One of the key witnesses for the first petitioner in the ongoing elections case, Miriam Gwalidi, on Thursday told the Constitutional Court in Lilongwe that she found an official from Malawi Electoral Commission (MEC) and Democratic Progressive Party (DPP) monitors altering results at a polling centre in Ndirande, Blantyre.
Gwalidi, who worked as a roving monitor for UTM Party, whose presidential candidate Saulos Chilima alongside Malawi Congress Party (MCP) presidential hopeful Lazarus Chakwera, are disputing the elections results announced by MEC, made the claims during cross-examination.
She made the allegation when quizzed by Attorney General (AG) Kalekeni Kaphale. Gwalidi was responding to questions over her sworn statements in which she has detailed various allegations of irregularities which various UTM monitors recorded.
Gwalidi, who was a roving monitor in Blantyre and was later stationed at the Main Tally Centre, cited the incident as evidence that she was a first-hand witness of the irregularities.
“I received a call from UTM monitors while we were at the Main Tally Centre [Comesa Hall] that at Matope Polling Centre in Ndirande, UTM monitors were being denied access to result sheets. We went there and I found the MEC officer and DPP monitors altering the results,” she said.
Gwalidi continued tussling with Kaphale, who is representing MEC in the case, over various parts of her sworn statements, ranging from allegations of intimidation to use of duplicate sheets.
The hearing was interrupted in the morning by discrepancies in the files being used in the case with the five-judge panel headed by Justice Healey Potani expressing their displeasure with lawyers for first petitioner Saulos Chilima for failing to fulfil undertakings made earlier to put the files in order.
The court was forced to break for over an hour in the morning after lawyer Marshall Chilenga told the court that the UTM lawyers were yet to finish amending sworn statements of Gwalidi, the second witness to be paraded in court by the team.
Following remarks by Kaphale earlier in the day that after him, he will leave it to Tamando Chokotho, also representing MEC, to continue cross-examining Gwalidi, Chilenga in the afternoon when the court resumed at 2 pm rose and cited two foreign case authorities to the effect that where several defenders are on one case, a senior among the lawyers on that side should be the one to be heard throughout.
This was based on the fact that to have another lawyer for cross-examination after Kaphale would delay the case.
But Kaphale complained that lawyers for the first petitioner were always taking them by surprise.

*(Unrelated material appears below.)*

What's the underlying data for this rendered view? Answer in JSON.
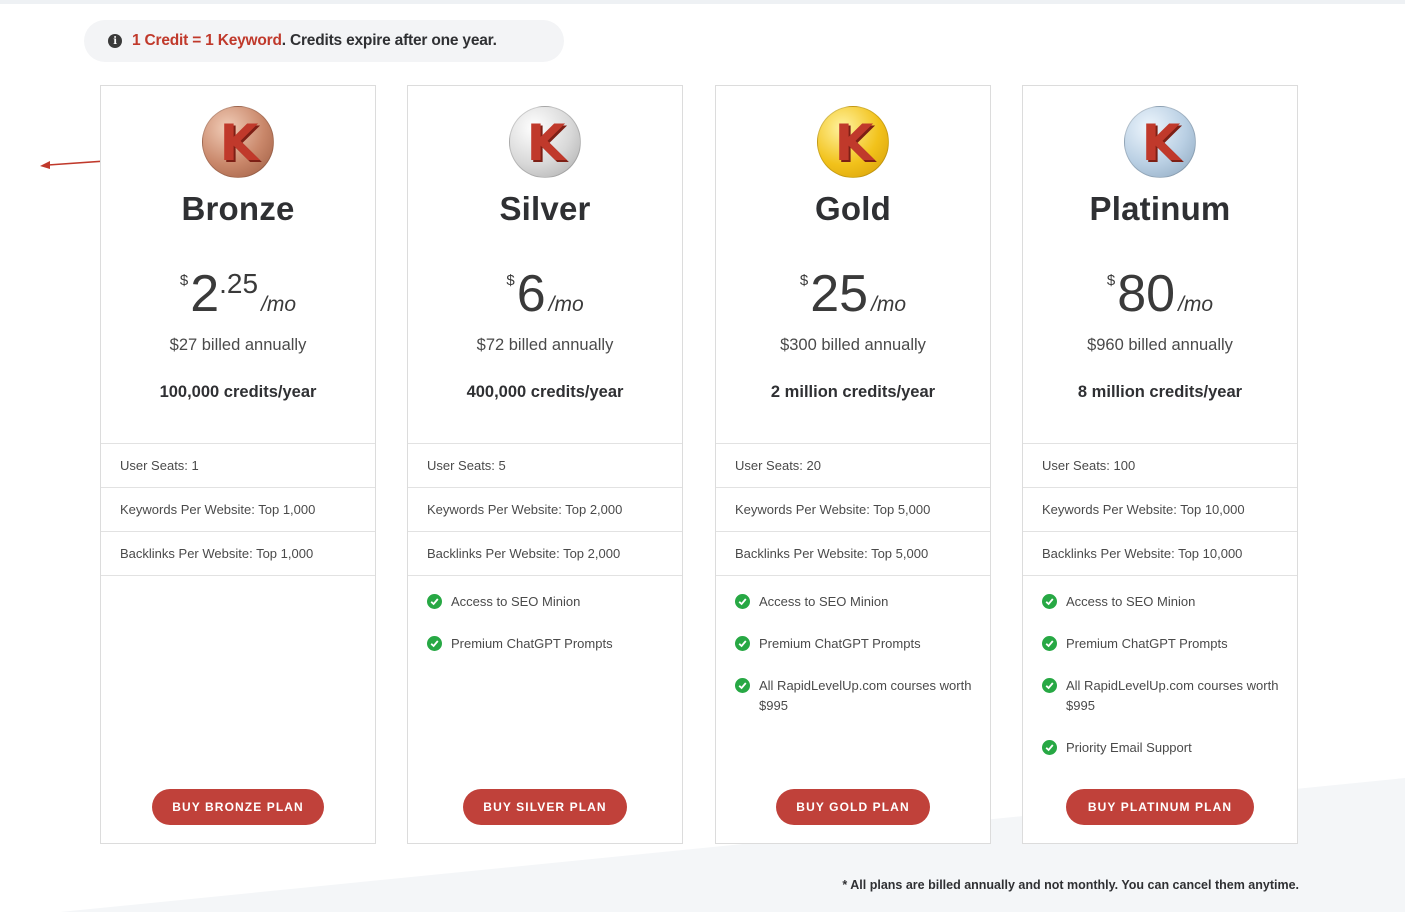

“I thought we were moving from ambush to openness. We will give our response on that tomorrow
,” Kaphale said.
The AG continued taking Gwalidi through the presidential tally sheets, asking her to mention how many votes each political party received in a number of polling stations and streams across the nation.
While admitting of the tally sheets signed by UTM Party monitors, Gwalidi also pointed out a number of forms that were altered in favour of Mutharika and also agreed with others that were not altered in any way.
The witness also agreed some alterations were necessary and correctly done, in reference to one presidential candidate, Reverend Kaliya, who was given two votes at one stream, but on another form it was corrected that he got one vote, with a UTM monitor signing for that result.
Kaphale on a number of occasions asked the witness if she ever asked UTM Party monitors about the problems found on some forms to which she responded that she did not.
The AG asked whose fault that could have been not to approach the monitors and Gwalidi said it was her fault.
Kaphale also made Gwalidi admit that a monitor who witnessed voting, counting and tallying of votes on the ground, is better-placed to tell the truth [about the process and the ultimate results] than anyone else.
On one occasion, the witness said as much as one form was signed by a UTM monitor, Tembo Lapson, she could not guarantee that he was her party’s monitor because she did not have his sample signature with her.
Chilima and Chakwera are seeking the nullifaction of the presidential results in the May 21 2019 Tripartite Elections, aguing the poll was marred by irregularities.
Hearing of the case continues today.